Keg & Case Market, the big-deal food hall that's going into the former keg house at St. Paul's historic Schmidt Brewery complex, just signed another anchor tenant.
The name is Gazta & Enhancements, and the innovative project is the work of Haley and Tony Fritz, the couple behind the O'Cheeze and Dough Dough food trucks. The cheese-focused operation will occupy a prime spot near the market's main entrance.
"We're very, very excited about this project," said Haley Fritz. "It's something we've wanted to do for a long time. When we go on vacation, we head to cheese bars. And we think, 'You know what? We could do this, and do it better.'"
The concept – a bar with a dozen seats, plus a few tables, including an eight-top for larger parties – will focus on cheese plates.

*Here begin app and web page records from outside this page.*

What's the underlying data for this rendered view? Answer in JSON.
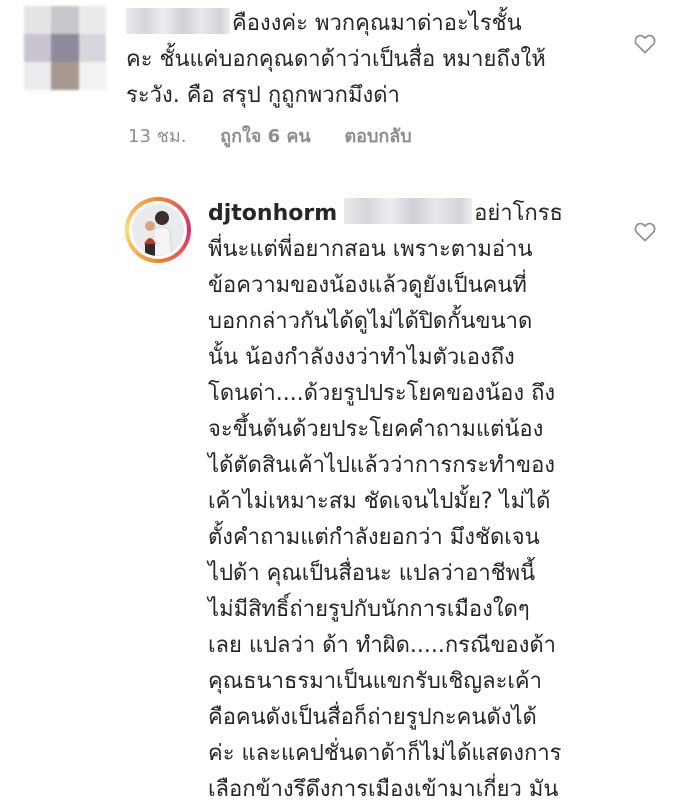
{
  "comment1": {
    "lines": [
      "คืองงค่ะ พวกคุณมาด่าอะไรชั้น",
      "คะ ชั้นแค่บอกคุณดาด้าว่าเป็นสื่อ หมายถึงให้",
      "ระวัง. คือ สรุป กูถูกพวกมึงด่า"
    ],
    "time": "13 ชม.",
    "likes": "ถูกใจ 6 คน",
    "reply": "ตอบกลับ"
  },
  "comment2": {
    "username": "djtonhorm",
    "lines": [
      "อย่าโกรธ",
      "พี่นะแต่พี่อยากสอน เพราะตามอ่าน",
      "ข้อความของน้องแล้วดูยังเป็นคนที่",
      "บอกกล่าวกันได้ดูไม่ได้ปิดกั้นขนาด",
      "นั้น น้องกำลังงงว่าทำไมตัวเองถึง",
      "โดนด่า....ด้วยรูปประโยคของน้อง ถึง",
      "จะขึ้นต้นด้วยประโยคคำถามแต่น้อง",
      "ได้ตัดสินเค้าไปแล้วว่าการกระทำของ",
      "เค้าไม่เหมาะสม ชัดเจนไปมั้ย? ไม่ได้",
      "ตั้งคำถามแต่กำลังยอกว่า มึงชัดเจน",
      "ไปด้า คุณเป็นสื่อนะ แปลว่าอาชีพนี้",
      "ไม่มีสิทธิ์ถ่ายรูปกับนักการเมืองใดๆ",
      "เลย แปลว่า ด้า ทำผิด.....กรณีของด้า",
      "คุณธนาธรมาเป็นแขกรับเชิญละเค้า",
      "คือคนดังเป็นสื่อก็ถ่ายรูปกะคนดังได้",
      "ค่ะ และแคปชั่นดาด้าก็ไม่ได้แสดงการ",
      "เลือกข้างรึดึงการเมืองเข้ามาเกี่ยว มัน"
    ]
  },
  "colors": {
    "text": "#262626",
    "meta": "#8e8e8e",
    "heart": "#8e8e8e",
    "ring_start": "#f58529",
    "ring_end": "#dd2a7b"
  },
  "icons": {
    "like": "heart-outline-icon"
  }
}
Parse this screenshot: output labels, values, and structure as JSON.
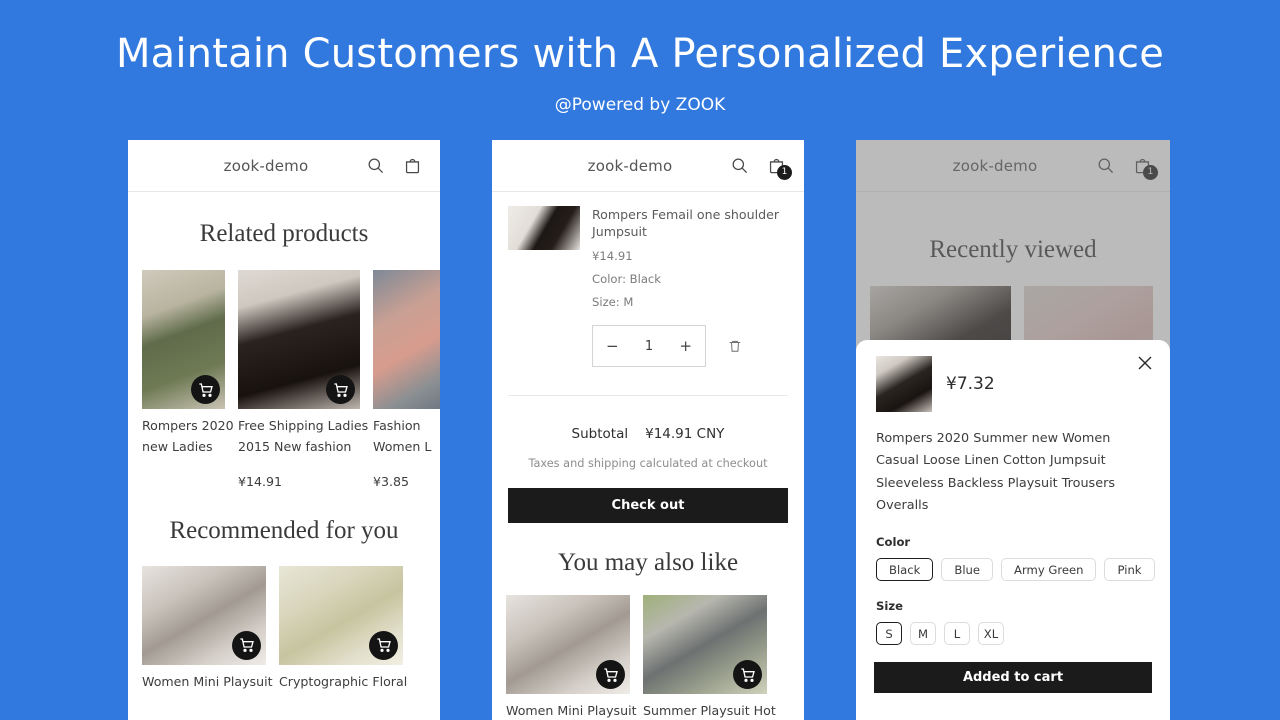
{
  "hero": {
    "title": "Maintain Customers with A Personalized Experience",
    "subtitle": "@Powered by ZOOK"
  },
  "colors": {
    "background": "#3179de",
    "button": "#1b1b1b",
    "text": "#3d3d3d"
  },
  "shop": {
    "name": "zook-demo"
  },
  "icons": {
    "menu": "hamburger-menu-icon",
    "search": "search-icon",
    "cart": "shopping-bag-icon",
    "close": "close-icon",
    "trash": "trash-icon",
    "add_to_cart": "cart-plus-icon"
  },
  "panel1": {
    "header": {
      "shop": "zook-demo",
      "cart_count": ""
    },
    "related": {
      "title": "Related products",
      "products": [
        {
          "name_line1": "Rompers 2020",
          "name_line2": "new Ladies",
          "price": ""
        },
        {
          "name_line1": "Free Shipping Ladies",
          "name_line2": "2015 New fashion",
          "price": "¥14.91"
        },
        {
          "name_line1": "Fashion",
          "name_line2": "Women L",
          "price": "¥3.85"
        }
      ]
    },
    "recommended": {
      "title": "Recommended for you",
      "products": [
        {
          "name": "Women Mini Playsuit"
        },
        {
          "name": "Cryptographic Floral"
        }
      ]
    }
  },
  "panel2": {
    "header": {
      "shop": "zook-demo",
      "cart_count": "1"
    },
    "cart_item": {
      "title": "Rompers Femail one shoulder Jumpsuit",
      "price": "¥14.91",
      "color": "Color: Black",
      "size": "Size: M",
      "minus": "−",
      "quantity": "1",
      "plus": "+"
    },
    "summary": {
      "subtotal_label": "Subtotal",
      "subtotal_value": "¥14.91 CNY",
      "tax_note": "Taxes and shipping calculated at checkout",
      "checkout_label": "Check out"
    },
    "also_like": {
      "title": "You may also like",
      "products": [
        {
          "name": "Women Mini Playsuit"
        },
        {
          "name": "Summer Playsuit Hot"
        }
      ]
    }
  },
  "panel3": {
    "header": {
      "shop": "zook-demo",
      "cart_count": "1"
    },
    "recently_viewed": {
      "title": "Recently viewed"
    },
    "popup": {
      "price": "¥7.32",
      "description": "Rompers 2020 Summer new Women Casual Loose Linen Cotton Jumpsuit Sleeveless Backless Playsuit Trousers Overalls",
      "color_label": "Color",
      "colors": [
        "Black",
        "Blue",
        "Army Green",
        "Pink"
      ],
      "color_selected": "Black",
      "size_label": "Size",
      "sizes": [
        "S",
        "M",
        "L",
        "XL"
      ],
      "size_selected": "S",
      "cta_label": "Added to cart"
    }
  }
}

The plan is to stock 50 to 60 artisan varieties of cheese – roughly half culled from the Upper Midwest ("Our hope and our dream is to buy directly from small creameries," said Tony Fritz), the rest from standout cheesemakers from around the country and around the world ("Cheeses that don't have a presence in Minnesota," he added). Those cheeses will be served with a wide variety of house-made jams, spreads and other "enhancements."
"Each cheese will be matched with an enhancement that will fit, perfectly," said Haley Fritz. "Think 'mint honey,' or a pistachio paste."
A full liquor license means that the couple (both have extensive bartending experience) will call upon local beers and liquors, as well as American wines, as the launch pad, pairing-wise.
"The cheese plates will start with the drink they're consuming, whether it's a deep merlot, or a super-hoppy beer from a local brewery," said Haley Fritz. "We'll base the cheese selections off that flavor palate."
Gazta (it's the Basque word for cheese; Haley's family hails from the Basque region) will also feature a retail counter for cheese purchases. A small, separate satellite shop elsewhere in the market will focus on cheese-related merchandise: boards, knives, take-home versions of the accompaniments and other merchandise.
The couple also plans to offer classes and host cheesemakers. There's also going to be a catering component.
"People will be able to order party platters that are set up and ready to go," said Haley Fritz. "All they'll have to do is remove the plastic wrap."
The project, which will be staffed by an estimated 20 employees, began as a tiny stall, but grew to match the couple's ambitions.
"The second that we heard about the market, we knew we had to be involved in it," said Haley Fritz. "It's going to be such a cool place, a real destination for St. Paul."
Some of those other businesses include a restaurant by Corner Table and Revival co-owners Thomas Boemer and Nick Rancone, as well as a branch of Five Watt Coffee and the first scoop shop for Sweet Science Ice Cream. The bulding's mezzanine will be occupied by beermakers Jordan Standish and Max Boeke and their Clutch Brewing Co. "Beer is being brewed at Schmidt again," said developer Craig Cohen.
The Fritzes said that, if all goes as planned, Gazta & Enhancements will be up and running by next April.
This is one busy couple. They launched Dough Dough, their food truck specializing in cookie dough, earlier this year. That concept is already being funneled into a brick-and-mortar location, at the Mall of America. Look for the shop to open on Oct. 27 on the mall's third floor, near Sears.
And the brick-and-mortar version of O'Cheeze is still a go – in the skyway at 7th and Marquette in downtown Minneapolis -- although the process has taken longer – a lot longer -- than the planned early June opening.
"It has been one hurdle after another," said Haley Fritz, noting the site's many unforeseen mechanical issues. "We haven't been able to break ground yet, but we hope to in the next few weeks. From there, it's probably eight weeks of construction. But to be honest, we've stopped putting timelines on that project."
They've also got an 18-month old, and a second child is due in January.
"But that's how we like to work," said Tony Fritz. "We love the food business, and we love opening businesses. It's kind of an addiction. Hopefully we'll slow down after all of this, but it's hard to say."